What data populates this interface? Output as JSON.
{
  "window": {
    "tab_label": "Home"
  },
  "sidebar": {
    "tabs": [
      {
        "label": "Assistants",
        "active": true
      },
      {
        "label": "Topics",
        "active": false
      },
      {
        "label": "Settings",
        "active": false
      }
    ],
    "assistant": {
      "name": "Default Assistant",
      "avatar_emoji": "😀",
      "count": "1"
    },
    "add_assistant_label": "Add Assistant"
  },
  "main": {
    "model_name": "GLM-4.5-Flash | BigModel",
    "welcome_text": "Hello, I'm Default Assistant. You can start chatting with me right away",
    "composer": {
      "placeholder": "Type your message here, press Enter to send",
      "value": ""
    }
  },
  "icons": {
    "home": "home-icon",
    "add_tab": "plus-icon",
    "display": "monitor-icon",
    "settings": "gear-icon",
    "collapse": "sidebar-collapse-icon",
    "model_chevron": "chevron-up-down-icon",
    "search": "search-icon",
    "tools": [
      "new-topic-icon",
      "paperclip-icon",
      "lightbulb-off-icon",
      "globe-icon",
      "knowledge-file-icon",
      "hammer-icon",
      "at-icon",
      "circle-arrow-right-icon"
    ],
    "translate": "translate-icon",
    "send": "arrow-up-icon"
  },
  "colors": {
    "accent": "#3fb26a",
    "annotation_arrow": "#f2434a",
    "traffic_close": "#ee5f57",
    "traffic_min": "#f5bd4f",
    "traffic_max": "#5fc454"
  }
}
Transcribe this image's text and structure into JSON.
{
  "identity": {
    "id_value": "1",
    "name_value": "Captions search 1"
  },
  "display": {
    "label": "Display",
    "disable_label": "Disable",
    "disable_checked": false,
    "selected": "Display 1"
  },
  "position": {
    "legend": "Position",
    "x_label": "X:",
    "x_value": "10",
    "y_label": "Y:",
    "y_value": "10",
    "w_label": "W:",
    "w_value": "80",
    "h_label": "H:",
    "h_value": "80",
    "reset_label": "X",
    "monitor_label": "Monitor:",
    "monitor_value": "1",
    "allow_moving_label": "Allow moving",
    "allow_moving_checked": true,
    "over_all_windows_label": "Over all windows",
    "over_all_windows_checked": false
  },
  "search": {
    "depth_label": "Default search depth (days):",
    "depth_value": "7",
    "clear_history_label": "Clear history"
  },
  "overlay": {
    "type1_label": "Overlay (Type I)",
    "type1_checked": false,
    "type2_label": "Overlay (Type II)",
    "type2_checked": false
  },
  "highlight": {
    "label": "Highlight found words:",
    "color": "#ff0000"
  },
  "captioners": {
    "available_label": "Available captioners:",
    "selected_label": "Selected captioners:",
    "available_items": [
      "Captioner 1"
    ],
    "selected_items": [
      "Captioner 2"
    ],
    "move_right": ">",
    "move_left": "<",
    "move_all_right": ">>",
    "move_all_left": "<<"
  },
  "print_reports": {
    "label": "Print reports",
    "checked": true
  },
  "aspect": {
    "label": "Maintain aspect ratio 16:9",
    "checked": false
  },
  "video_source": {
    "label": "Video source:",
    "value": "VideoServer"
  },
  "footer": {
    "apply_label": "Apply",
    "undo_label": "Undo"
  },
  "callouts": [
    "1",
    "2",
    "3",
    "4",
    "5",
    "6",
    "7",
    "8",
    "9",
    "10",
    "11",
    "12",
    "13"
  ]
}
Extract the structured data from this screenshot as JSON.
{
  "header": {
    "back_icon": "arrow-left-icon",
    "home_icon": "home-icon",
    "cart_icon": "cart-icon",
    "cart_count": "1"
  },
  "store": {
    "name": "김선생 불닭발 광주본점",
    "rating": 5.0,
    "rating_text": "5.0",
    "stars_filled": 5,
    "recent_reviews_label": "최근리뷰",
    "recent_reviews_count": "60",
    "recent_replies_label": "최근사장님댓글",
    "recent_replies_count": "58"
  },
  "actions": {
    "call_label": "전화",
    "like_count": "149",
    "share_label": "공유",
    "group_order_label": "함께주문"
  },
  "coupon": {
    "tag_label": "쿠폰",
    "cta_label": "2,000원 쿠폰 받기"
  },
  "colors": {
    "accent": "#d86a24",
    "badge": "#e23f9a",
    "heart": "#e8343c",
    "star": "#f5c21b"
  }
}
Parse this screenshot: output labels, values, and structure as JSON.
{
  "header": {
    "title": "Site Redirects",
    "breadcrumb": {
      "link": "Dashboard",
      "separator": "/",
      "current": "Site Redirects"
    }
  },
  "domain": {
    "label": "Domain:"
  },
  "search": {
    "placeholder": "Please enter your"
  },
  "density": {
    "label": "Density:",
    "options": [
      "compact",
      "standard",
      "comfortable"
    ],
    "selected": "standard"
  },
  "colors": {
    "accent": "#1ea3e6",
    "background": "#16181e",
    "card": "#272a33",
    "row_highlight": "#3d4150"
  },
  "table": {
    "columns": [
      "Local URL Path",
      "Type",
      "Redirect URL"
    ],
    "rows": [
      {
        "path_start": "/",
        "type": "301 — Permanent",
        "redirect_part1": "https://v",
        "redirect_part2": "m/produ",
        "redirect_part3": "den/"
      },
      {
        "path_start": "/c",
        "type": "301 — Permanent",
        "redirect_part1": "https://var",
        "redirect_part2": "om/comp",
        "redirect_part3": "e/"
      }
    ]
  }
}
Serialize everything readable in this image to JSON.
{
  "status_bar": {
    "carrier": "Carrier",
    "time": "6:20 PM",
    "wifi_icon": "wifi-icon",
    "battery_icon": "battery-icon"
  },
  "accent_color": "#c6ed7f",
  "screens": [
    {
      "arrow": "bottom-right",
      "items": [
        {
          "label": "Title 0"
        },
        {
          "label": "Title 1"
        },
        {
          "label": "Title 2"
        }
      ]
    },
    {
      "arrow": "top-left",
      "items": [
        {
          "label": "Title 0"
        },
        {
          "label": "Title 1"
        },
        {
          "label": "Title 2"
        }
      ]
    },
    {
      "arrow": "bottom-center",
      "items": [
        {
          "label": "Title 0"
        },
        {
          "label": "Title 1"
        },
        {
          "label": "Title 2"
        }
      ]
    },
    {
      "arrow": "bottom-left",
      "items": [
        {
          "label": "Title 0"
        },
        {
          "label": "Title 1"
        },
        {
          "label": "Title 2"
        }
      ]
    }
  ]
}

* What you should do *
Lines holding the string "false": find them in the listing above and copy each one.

* Answer box *
        "active": false
        "active": false
    "disable_checked": false,
    "over_all_windows_checked": false
    "type1_checked": false,
    "type2_checked": false
    "checked": false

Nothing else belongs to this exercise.